* WHAT IS BEING ASKED:
Line by line, set down the records exactly as they appear below.

* ENTRIES SHOWN:

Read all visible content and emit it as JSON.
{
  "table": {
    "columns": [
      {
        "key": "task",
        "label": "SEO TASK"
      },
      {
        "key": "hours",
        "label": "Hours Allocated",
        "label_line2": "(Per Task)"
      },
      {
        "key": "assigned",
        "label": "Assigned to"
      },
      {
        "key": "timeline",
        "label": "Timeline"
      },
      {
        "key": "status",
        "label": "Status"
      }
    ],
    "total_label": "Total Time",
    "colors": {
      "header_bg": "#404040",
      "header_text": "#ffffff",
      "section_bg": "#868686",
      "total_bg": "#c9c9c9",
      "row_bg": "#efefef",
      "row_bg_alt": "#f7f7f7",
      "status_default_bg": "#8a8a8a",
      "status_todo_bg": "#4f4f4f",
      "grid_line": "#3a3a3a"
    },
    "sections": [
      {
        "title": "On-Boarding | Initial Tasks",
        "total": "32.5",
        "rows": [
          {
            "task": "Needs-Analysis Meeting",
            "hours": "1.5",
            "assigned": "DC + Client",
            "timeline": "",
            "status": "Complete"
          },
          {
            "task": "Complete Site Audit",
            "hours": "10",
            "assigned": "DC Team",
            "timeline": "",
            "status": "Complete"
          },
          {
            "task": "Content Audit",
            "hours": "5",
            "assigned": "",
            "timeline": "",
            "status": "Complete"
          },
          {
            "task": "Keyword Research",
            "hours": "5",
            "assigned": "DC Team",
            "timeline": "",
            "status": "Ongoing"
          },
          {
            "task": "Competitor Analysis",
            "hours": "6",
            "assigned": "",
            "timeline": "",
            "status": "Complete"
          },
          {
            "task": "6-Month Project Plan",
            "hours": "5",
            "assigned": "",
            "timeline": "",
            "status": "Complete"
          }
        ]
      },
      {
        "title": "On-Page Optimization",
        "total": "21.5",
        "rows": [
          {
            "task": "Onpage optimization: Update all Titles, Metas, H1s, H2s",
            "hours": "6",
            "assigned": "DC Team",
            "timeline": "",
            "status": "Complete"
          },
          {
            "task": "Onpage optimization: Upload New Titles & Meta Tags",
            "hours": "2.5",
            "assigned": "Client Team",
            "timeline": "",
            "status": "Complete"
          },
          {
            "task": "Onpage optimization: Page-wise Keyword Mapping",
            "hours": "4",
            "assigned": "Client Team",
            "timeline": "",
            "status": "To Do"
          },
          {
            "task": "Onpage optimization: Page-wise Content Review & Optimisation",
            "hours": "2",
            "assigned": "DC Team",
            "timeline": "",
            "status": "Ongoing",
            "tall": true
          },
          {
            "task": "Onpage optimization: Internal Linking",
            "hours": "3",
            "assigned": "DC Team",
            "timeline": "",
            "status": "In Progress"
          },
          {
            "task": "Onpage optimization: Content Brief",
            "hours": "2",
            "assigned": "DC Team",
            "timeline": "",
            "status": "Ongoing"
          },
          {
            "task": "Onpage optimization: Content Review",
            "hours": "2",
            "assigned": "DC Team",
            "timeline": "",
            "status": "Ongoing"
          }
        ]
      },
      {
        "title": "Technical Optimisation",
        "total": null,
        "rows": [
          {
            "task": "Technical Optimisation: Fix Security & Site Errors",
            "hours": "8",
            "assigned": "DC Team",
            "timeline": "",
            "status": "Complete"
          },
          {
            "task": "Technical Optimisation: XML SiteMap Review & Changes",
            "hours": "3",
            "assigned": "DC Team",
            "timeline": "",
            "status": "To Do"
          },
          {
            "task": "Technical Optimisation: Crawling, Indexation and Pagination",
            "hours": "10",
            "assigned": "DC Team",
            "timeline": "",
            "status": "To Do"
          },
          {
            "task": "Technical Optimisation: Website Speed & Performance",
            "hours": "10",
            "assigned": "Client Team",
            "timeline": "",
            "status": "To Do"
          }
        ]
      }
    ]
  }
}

* REPLY:
Read all visible content and emit it as JSON.
{
  "table": {
    "columns": [
      {
        "key": "task",
        "label": "SEO TASK"
      },
      {
        "key": "hours",
        "label": "Hours Allocated",
        "label_line2": "(Per Task)"
      },
      {
        "key": "assigned",
        "label": "Assigned to"
      },
      {
        "key": "timeline",
        "label": "Timeline"
      },
      {
        "key": "status",
        "label": "Status"
      }
    ],
    "total_label": "Total Time",
    "colors": {
      "header_bg": "#404040",
      "header_text": "#ffffff",
      "section_bg": "#868686",
      "total_bg": "#c9c9c9",
      "row_bg": "#efefef",
      "row_bg_alt": "#f7f7f7",
      "status_default_bg": "#8a8a8a",
      "status_todo_bg": "#4f4f4f",
      "grid_line": "#3a3a3a"
    },
    "sections": [
      {
        "title": "On-Boarding | Initial Tasks",
        "total": "32.5",
        "rows": [
          {
            "task": "Needs-Analysis Meeting",
            "hours": "1.5",
            "assigned": "DC + Client",
            "timeline": "",
            "status": "Complete"
          },
          {
            "task": "Complete Site Audit",
            "hours": "10",
            "assigned": "DC Team",
            "timeline": "",
            "status": "Complete"
          },
          {
            "task": "Content Audit",
            "hours": "5",
            "assigned": "",
            "timeline": "",
            "status": "Complete"
          },
          {
            "task": "Keyword Research",
            "hours": "5",
            "assigned": "DC Team",
            "timeline": "",
            "status": "Ongoing"
          },
          {
            "task": "Competitor Analysis",
            "hours": "6",
            "assigned": "",
            "timeline": "",
            "status": "Complete"
          },
          {
            "task": "6-Month Project Plan",
            "hours": "5",
            "assigned": "",
            "timeline": "",
            "status": "Complete"
          }
        ]
      },
      {
        "title": "On-Page Optimization",
        "total": "21.5",
        "rows": [
          {
            "task": "Onpage optimization: Update all Titles, Metas, H1s, H2s",
            "hours": "6",
            "assigned": "DC Team",
            "timeline": "",
            "status": "Complete"
          },
          {
            "task": "Onpage optimization: Upload New Titles & Meta Tags",
            "hours": "2.5",
            "assigned": "Client Team",
            "timeline": "",
            "status": "Complete"
          },
          {
            "task": "Onpage optimization: Page-wise Keyword Mapping",
            "hours": "4",
            "assigned": "Client Team",
            "timeline": "",
            "status": "To Do"
          },
          {
            "task": "Onpage optimization: Page-wise Content Review & Optimisation",
            "hours": "2",
            "assigned": "DC Team",
            "timeline": "",
            "status": "Ongoing",
            "tall": true
          },
          {
            "task": "Onpage optimization: Internal Linking",
            "hours": "3",
            "assigned": "DC Team",
            "timeline": "",
            "status": "In Progress"
          },
          {
            "task": "Onpage optimization: Content Brief",
            "hours": "2",
            "assigned": "DC Team",
            "timeline": "",
            "status": "Ongoing"
          },
          {
            "task": "Onpage optimization: Content Review",
            "hours": "2",
            "assigned": "DC Team",
            "timeline": "",
            "status": "Ongoing"
          }
        ]
      },
      {
        "title": "Technical Optimisation",
        "total": null,
        "rows": [
          {
            "task": "Technical Optimisation: Fix Security & Site Errors",
            "hours": "8",
            "assigned": "DC Team",
            "timeline": "",
            "status": "Complete"
          },
          {
            "task": "Technical Optimisation: XML SiteMap Review & Changes",
            "hours": "3",
            "assigned": "DC Team",
            "timeline": "",
            "status": "To Do"
          },
          {
            "task": "Technical Optimisation: Crawling, Indexation and Pagination",
            "hours": "10",
            "assigned": "DC Team",
            "timeline": "",
            "status": "To Do"
          },
          {
            "task": "Technical Optimisation: Website Speed & Performance",
            "hours": "10",
            "assigned": "Client Team",
            "timeline": "",
            "status": "To Do"
          }
        ]
      }
    ]
  }
}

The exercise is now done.